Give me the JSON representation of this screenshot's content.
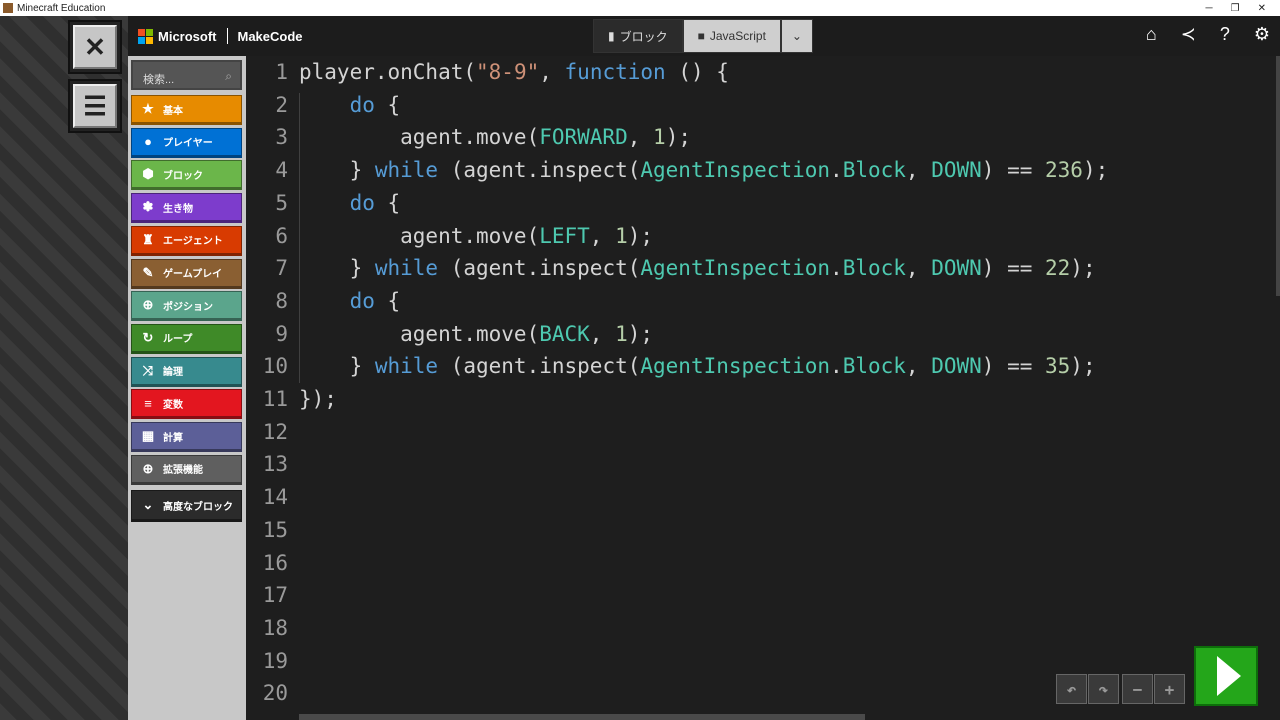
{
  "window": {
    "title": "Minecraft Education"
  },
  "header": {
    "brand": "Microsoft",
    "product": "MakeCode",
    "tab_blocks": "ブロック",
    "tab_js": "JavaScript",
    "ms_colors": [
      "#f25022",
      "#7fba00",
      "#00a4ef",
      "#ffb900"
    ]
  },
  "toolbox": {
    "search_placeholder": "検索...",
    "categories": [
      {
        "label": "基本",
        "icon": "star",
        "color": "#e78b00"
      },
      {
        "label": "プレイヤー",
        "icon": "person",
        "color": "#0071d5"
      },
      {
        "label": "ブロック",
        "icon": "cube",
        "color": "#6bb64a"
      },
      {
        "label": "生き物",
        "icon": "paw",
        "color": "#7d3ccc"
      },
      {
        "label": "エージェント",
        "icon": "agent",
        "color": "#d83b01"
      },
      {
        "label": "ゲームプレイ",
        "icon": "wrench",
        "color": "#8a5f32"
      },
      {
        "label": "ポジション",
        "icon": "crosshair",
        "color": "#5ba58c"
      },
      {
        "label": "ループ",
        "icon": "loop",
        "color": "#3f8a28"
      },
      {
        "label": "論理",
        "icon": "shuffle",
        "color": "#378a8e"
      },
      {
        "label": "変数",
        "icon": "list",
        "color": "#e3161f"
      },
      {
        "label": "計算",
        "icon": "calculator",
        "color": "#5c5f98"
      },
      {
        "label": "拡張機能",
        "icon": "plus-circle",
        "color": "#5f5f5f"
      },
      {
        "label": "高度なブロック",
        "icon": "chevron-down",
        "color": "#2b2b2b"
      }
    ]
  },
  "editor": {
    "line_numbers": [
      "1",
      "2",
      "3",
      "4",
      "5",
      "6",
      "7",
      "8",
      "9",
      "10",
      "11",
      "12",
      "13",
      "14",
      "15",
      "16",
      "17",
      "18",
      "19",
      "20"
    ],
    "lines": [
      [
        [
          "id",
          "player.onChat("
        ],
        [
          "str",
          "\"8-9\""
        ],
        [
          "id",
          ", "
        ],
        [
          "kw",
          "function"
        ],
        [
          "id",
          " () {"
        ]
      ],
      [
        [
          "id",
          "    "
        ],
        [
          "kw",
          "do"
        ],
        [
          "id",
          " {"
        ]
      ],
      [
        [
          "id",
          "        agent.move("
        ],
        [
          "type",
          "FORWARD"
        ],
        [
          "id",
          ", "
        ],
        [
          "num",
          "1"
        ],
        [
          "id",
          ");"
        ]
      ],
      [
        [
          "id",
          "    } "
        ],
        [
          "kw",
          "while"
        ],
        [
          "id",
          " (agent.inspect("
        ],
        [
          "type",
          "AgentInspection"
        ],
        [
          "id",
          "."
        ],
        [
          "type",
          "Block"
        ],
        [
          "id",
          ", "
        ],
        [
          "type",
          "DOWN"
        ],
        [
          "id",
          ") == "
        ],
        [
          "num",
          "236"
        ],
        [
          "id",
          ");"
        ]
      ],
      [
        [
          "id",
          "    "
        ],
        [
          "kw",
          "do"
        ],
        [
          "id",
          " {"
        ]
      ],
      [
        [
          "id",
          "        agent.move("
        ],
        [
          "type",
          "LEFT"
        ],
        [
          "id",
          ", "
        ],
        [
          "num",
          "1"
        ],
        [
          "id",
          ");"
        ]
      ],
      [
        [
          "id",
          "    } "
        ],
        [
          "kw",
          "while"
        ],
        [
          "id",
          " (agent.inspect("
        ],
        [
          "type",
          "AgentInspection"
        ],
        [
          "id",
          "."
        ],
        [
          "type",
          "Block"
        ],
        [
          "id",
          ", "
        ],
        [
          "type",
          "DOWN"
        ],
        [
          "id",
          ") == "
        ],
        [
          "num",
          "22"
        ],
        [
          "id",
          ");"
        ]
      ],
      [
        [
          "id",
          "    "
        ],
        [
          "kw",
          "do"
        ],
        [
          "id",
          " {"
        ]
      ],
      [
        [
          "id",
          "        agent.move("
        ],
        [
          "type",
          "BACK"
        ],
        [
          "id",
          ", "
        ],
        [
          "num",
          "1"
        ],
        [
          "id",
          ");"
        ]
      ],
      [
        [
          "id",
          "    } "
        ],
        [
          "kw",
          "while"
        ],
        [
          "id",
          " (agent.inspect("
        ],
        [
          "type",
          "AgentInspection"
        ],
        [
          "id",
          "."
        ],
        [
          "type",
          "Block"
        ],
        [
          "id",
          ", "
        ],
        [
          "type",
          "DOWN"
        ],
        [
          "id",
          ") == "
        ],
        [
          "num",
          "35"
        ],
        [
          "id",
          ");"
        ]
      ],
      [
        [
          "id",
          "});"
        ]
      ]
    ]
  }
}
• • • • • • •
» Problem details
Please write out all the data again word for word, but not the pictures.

» Exercise solution
Give me the JSON representation of this screenshot's content.
{
  "window": {
    "title": "Minecraft Education"
  },
  "header": {
    "brand": "Microsoft",
    "product": "MakeCode",
    "tab_blocks": "ブロック",
    "tab_js": "JavaScript",
    "ms_colors": [
      "#f25022",
      "#7fba00",
      "#00a4ef",
      "#ffb900"
    ]
  },
  "toolbox": {
    "search_placeholder": "検索...",
    "categories": [
      {
        "label": "基本",
        "icon": "star",
        "color": "#e78b00"
      },
      {
        "label": "プレイヤー",
        "icon": "person",
        "color": "#0071d5"
      },
      {
        "label": "ブロック",
        "icon": "cube",
        "color": "#6bb64a"
      },
      {
        "label": "生き物",
        "icon": "paw",
        "color": "#7d3ccc"
      },
      {
        "label": "エージェント",
        "icon": "agent",
        "color": "#d83b01"
      },
      {
        "label": "ゲームプレイ",
        "icon": "wrench",
        "color": "#8a5f32"
      },
      {
        "label": "ポジション",
        "icon": "crosshair",
        "color": "#5ba58c"
      },
      {
        "label": "ループ",
        "icon": "loop",
        "color": "#3f8a28"
      },
      {
        "label": "論理",
        "icon": "shuffle",
        "color": "#378a8e"
      },
      {
        "label": "変数",
        "icon": "list",
        "color": "#e3161f"
      },
      {
        "label": "計算",
        "icon": "calculator",
        "color": "#5c5f98"
      },
      {
        "label": "拡張機能",
        "icon": "plus-circle",
        "color": "#5f5f5f"
      },
      {
        "label": "高度なブロック",
        "icon": "chevron-down",
        "color": "#2b2b2b"
      }
    ]
  },
  "editor": {
    "line_numbers": [
      "1",
      "2",
      "3",
      "4",
      "5",
      "6",
      "7",
      "8",
      "9",
      "10",
      "11",
      "12",
      "13",
      "14",
      "15",
      "16",
      "17",
      "18",
      "19",
      "20"
    ],
    "lines": [
      [
        [
          "id",
          "player.onChat("
        ],
        [
          "str",
          "\"8-9\""
        ],
        [
          "id",
          ", "
        ],
        [
          "kw",
          "function"
        ],
        [
          "id",
          " () {"
        ]
      ],
      [
        [
          "id",
          "    "
        ],
        [
          "kw",
          "do"
        ],
        [
          "id",
          " {"
        ]
      ],
      [
        [
          "id",
          "        agent.move("
        ],
        [
          "type",
          "FORWARD"
        ],
        [
          "id",
          ", "
        ],
        [
          "num",
          "1"
        ],
        [
          "id",
          ");"
        ]
      ],
      [
        [
          "id",
          "    } "
        ],
        [
          "kw",
          "while"
        ],
        [
          "id",
          " (agent.inspect("
        ],
        [
          "type",
          "AgentInspection"
        ],
        [
          "id",
          "."
        ],
        [
          "type",
          "Block"
        ],
        [
          "id",
          ", "
        ],
        [
          "type",
          "DOWN"
        ],
        [
          "id",
          ") == "
        ],
        [
          "num",
          "236"
        ],
        [
          "id",
          ");"
        ]
      ],
      [
        [
          "id",
          "    "
        ],
        [
          "kw",
          "do"
        ],
        [
          "id",
          " {"
        ]
      ],
      [
        [
          "id",
          "        agent.move("
        ],
        [
          "type",
          "LEFT"
        ],
        [
          "id",
          ", "
        ],
        [
          "num",
          "1"
        ],
        [
          "id",
          ");"
        ]
      ],
      [
        [
          "id",
          "    } "
        ],
        [
          "kw",
          "while"
        ],
        [
          "id",
          " (agent.inspect("
        ],
        [
          "type",
          "AgentInspection"
        ],
        [
          "id",
          "."
        ],
        [
          "type",
          "Block"
        ],
        [
          "id",
          ", "
        ],
        [
          "type",
          "DOWN"
        ],
        [
          "id",
          ") == "
        ],
        [
          "num",
          "22"
        ],
        [
          "id",
          ");"
        ]
      ],
      [
        [
          "id",
          "    "
        ],
        [
          "kw",
          "do"
        ],
        [
          "id",
          " {"
        ]
      ],
      [
        [
          "id",
          "        agent.move("
        ],
        [
          "type",
          "BACK"
        ],
        [
          "id",
          ", "
        ],
        [
          "num",
          "1"
        ],
        [
          "id",
          ");"
        ]
      ],
      [
        [
          "id",
          "    } "
        ],
        [
          "kw",
          "while"
        ],
        [
          "id",
          " (agent.inspect("
        ],
        [
          "type",
          "AgentInspection"
        ],
        [
          "id",
          "."
        ],
        [
          "type",
          "Block"
        ],
        [
          "id",
          ", "
        ],
        [
          "type",
          "DOWN"
        ],
        [
          "id",
          ") == "
        ],
        [
          "num",
          "35"
        ],
        [
          "id",
          ");"
        ]
      ],
      [
        [
          "id",
          "});"
        ]
      ]
    ]
  }
}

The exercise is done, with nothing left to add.